When British film pioneer George Martin Smith released his Santa Claus short — widely believed to be the first Christmas-themed movie — in 1898, little did he realize that he was helping to usher in an enduring film genre that would mean so much to so many. As the decades passed, filmmaking techniques became more nuanced, storytelling more complex. Yet, at their very core, motion pictures ranging from White Christmas to National Lampoon’s Christmas Vacation to The Night Before all have a deeply embedded love for the season of giving.
Some of the best Yuletide films are ones that underperformed during their original theatrical run. Bob Clark’s A Christmas Story–the 1983 classic starring Peter Billingsley as a 1940s kid who dreams of nothing more than receiving an “official Red Ryder, carbine action, 200-shot, range model air rifle, with a compass in the stock and this thing that tells time”–is the most obvious example. But what you may not realize is that the feature that is widely considered to be the best holiday film ever made, Frank Capra’s It’s a Wonderful Life, also was a box office disappointment. Other movies that initially failed and later had a second life through television airings and home video rentals includePrancer,One Magic Christmas, and the 1985 Dudley Moore effort Santa Claus: The Movie.

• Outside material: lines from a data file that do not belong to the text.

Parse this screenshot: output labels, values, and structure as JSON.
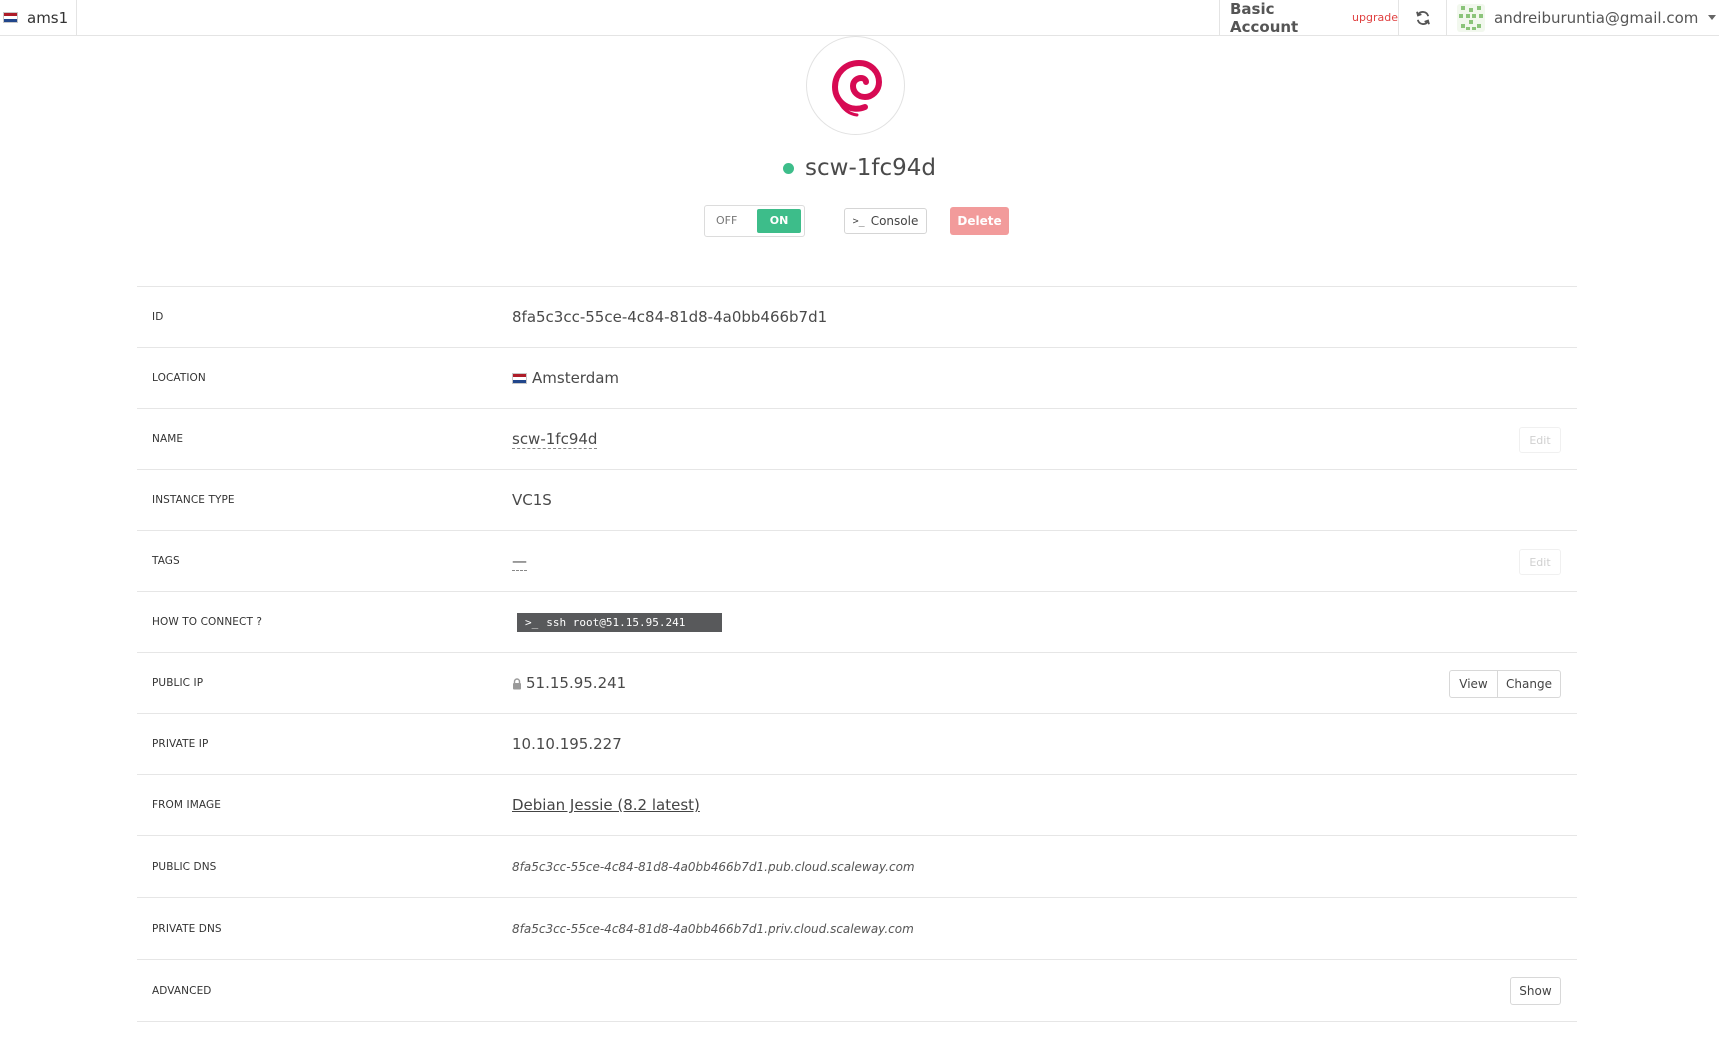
{
  "topbar": {
    "zone_label": "ams1",
    "account_label": "Basic Account",
    "upgrade_label": "upgrade",
    "user_email": "andreiburuntia@gmail.com",
    "icons": {
      "zone_flag": "netherlands-flag-icon",
      "refresh": "refresh-icon",
      "avatar": "identicon-avatar",
      "caret": "caret-down-icon"
    }
  },
  "server": {
    "logo": "debian-logo",
    "status_color": "#3dbd8a",
    "name": "scw-1fc94d",
    "power": {
      "off_label": "OFF",
      "on_label": "ON",
      "state": "on"
    },
    "console_prompt": ">_",
    "console_label": "Console",
    "delete_label": "Delete"
  },
  "details": {
    "id": {
      "label": "ID",
      "value": "8fa5c3cc-55ce-4c84-81d8-4a0bb466b7d1"
    },
    "location": {
      "label": "LOCATION",
      "value": "Amsterdam"
    },
    "name": {
      "label": "NAME",
      "value": "scw-1fc94d",
      "edit_label": "Edit"
    },
    "instance_type": {
      "label": "INSTANCE TYPE",
      "value": "VC1S"
    },
    "tags": {
      "label": "TAGS",
      "value": "—",
      "edit_label": "Edit"
    },
    "how_to_connect": {
      "label": "HOW TO CONNECT ?",
      "prompt": ">_",
      "command": "ssh root@51.15.95.241"
    },
    "public_ip": {
      "label": "PUBLIC IP",
      "value": "51.15.95.241",
      "view_label": "View",
      "change_label": "Change"
    },
    "private_ip": {
      "label": "PRIVATE IP",
      "value": "10.10.195.227"
    },
    "from_image": {
      "label": "FROM IMAGE",
      "value": "Debian Jessie (8.2 latest)"
    },
    "public_dns": {
      "label": "PUBLIC DNS",
      "value": "8fa5c3cc-55ce-4c84-81d8-4a0bb466b7d1.pub.cloud.scaleway.com"
    },
    "private_dns": {
      "label": "PRIVATE DNS",
      "value": "8fa5c3cc-55ce-4c84-81d8-4a0bb466b7d1.priv.cloud.scaleway.com"
    },
    "advanced": {
      "label": "ADVANCED",
      "show_label": "Show"
    }
  }
}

Then there are what people refer to as the non-traditional Christmas films. These are movies set during the holidays, but not focused on them per se. Die Hard, Gremlins, Lethal Weapon, Trading Places, Rocky IV, Iron Man 3, and (arguably) Home Alone all fall in this category. Despite not having overt seasonal messages, all the aforementioned “Christmas-adjacent” flicks are fondly watched in the period between Thanksgiving and New Year’s Day. (You can go right ahead and throw Planes, Trains and Automobiles on this list too, as that John Candy/Steve Martin effort from contemporary legend John Hughes is a perfect blend of broad comedy and gut-punch emotion).
Let’s also not forget the abundance of TV specials and holiday-themed episodes that make spirits bright. There’s a reason why A Charlie Brown Christmas, Frosty the Snowman, The Best Christmas Pageant Ever, and Rudolph the Red-Nosed Reindeer (and all its companion Rankin-Bass programs) endure, and that’s because they are hugely entertaining with a great message about why the holidays are magic. The same can be said for Christmas episodes of sitcoms from I Love Lucy to Cheers and beyond, which help bring some ho ho ho hilarity to what can be a stressful time each year.

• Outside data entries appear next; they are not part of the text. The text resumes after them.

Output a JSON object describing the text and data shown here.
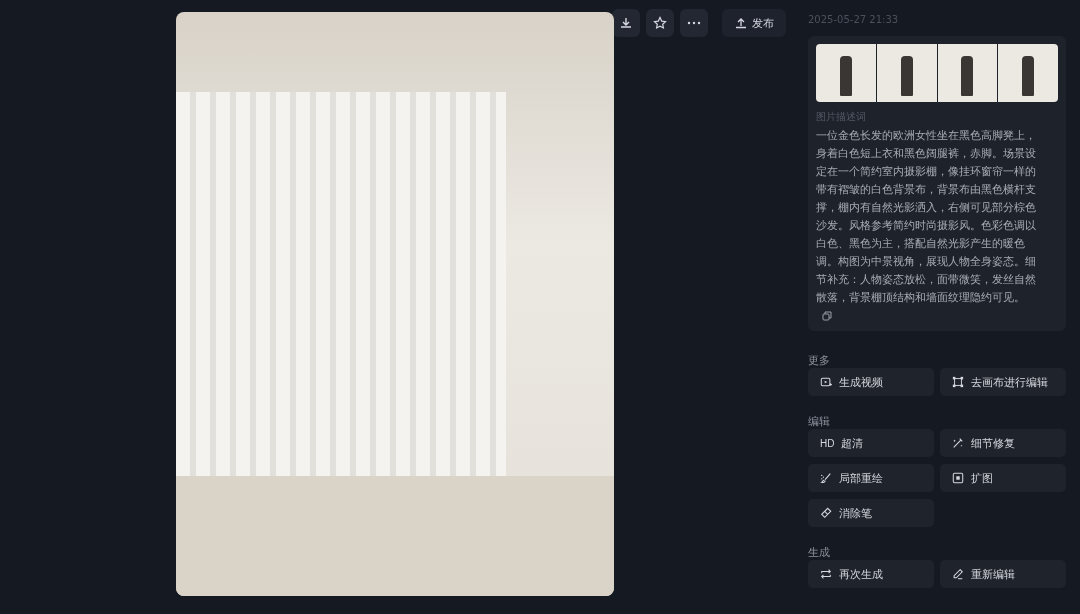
{
  "toolbar": {
    "publish": "发布"
  },
  "timestamp": "2025-05-27 21:33",
  "details": {
    "description_label": "图片描述词",
    "description": "一位金色长发的欧洲女性坐在黑色高脚凳上，身着白色短上衣和黑色阔腿裤，赤脚。场景设定在一个简约室内摄影棚，像挂环窗帘一样的带有褶皱的白色背景布，背景布由黑色横杆支撑，棚内有自然光影洒入，右侧可见部分棕色沙发。风格参考简约时尚摄影风。色彩色调以白色、黑色为主，搭配自然光影产生的暖色调。构图为中景视角，展现人物全身姿态。细节补充：人物姿态放松，面带微笑，发丝自然散落，背景棚顶结构和墙面纹理隐约可见。"
  },
  "sections": [
    {
      "title": "更多",
      "buttons": [
        {
          "kind": "video",
          "label": "生成视频"
        },
        {
          "kind": "canvas",
          "label": "去画布进行编辑"
        }
      ]
    },
    {
      "title": "编辑",
      "buttons": [
        {
          "kind": "badge",
          "badge": "HD",
          "label": "超清"
        },
        {
          "kind": "wand",
          "label": "细节修复"
        },
        {
          "kind": "brush",
          "label": "局部重绘"
        },
        {
          "kind": "expand",
          "label": "扩图"
        },
        {
          "kind": "eraser",
          "label": "消除笔"
        }
      ]
    },
    {
      "title": "生成",
      "buttons": [
        {
          "kind": "repeat",
          "label": "再次生成"
        },
        {
          "kind": "pencil",
          "label": "重新编辑"
        }
      ]
    }
  ]
}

The lesson to be learned here is that movies and holiday programs connect people, during the hustle and bustle of December and always.
On behalf of the entire Movies Unlimited family, we also wanted to take a second to wish you and yours the most joyous of holiday seasons and a happy, healthy, and prosperous new year. Now what do you say, are you ready to make some memories with us?